Phil Kenkel

Bill Fitzwater Cooperative Chair

Oklahoma State University

Most cooperatives set ambitious goals during their strategic planning sessions.  Not surprisingly, not all goals are achieved.  Improving member communications seems to routinely appear on the list of goals for the coming year.  However, there often is little progress year after year.  One explanation for the lack of progress in improving member communications is that few cooperatives have a formal communication plan.

A communication plan starts with identifying what messages the cooperative wants to convey.  Those messages need to be more specific than just “we are a great cooperative”.  Each board must consider the particular value package they want to convey.  In general it is a combination of the message that the cooperative exists to improve the producer’s profitability and that the members own and control the business.  Cooperative leaders need to develop several specific messages that resonate. The second step in the communication plan is identifying the target audience.  That audience is obviously cooperative members.  However most cooperatives have diverse membership and the board should identify key target audience and tailor communications to each audience.

The third step in the communication plan to identify the strategies.  For example, the strategy may be to focus on the website as the primary communication vehicle and use other channels to push the audience to the website.  Another, equally valid strategy might be to focus on face to face communication.  There may be different strategies for different core audiences.  The final part of the plan is the specific tactics for each strategy.  Example tactics might include updating at least 5% of the website content on a daily basis, having direct contacts with a specified percentage of the membership or holding a given number of small group meetings per year.

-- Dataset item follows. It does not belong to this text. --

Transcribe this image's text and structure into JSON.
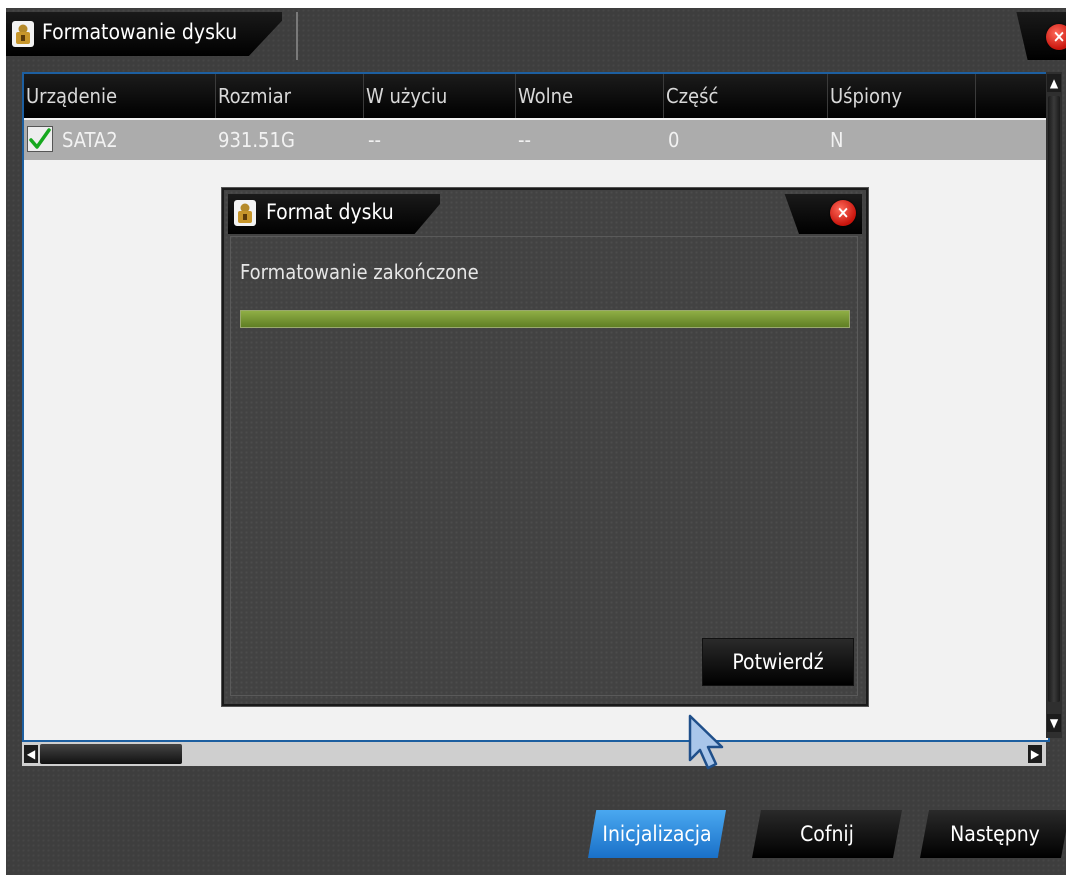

Just as the fixed asset budget allows the board and management to think through infrastructure decisions, the communication plan allows the cooperative leader to set specific goals for member communication and track the progress.  If improving member communication is a reoccurring theme on your improvement list, consider developing a formal communication plan.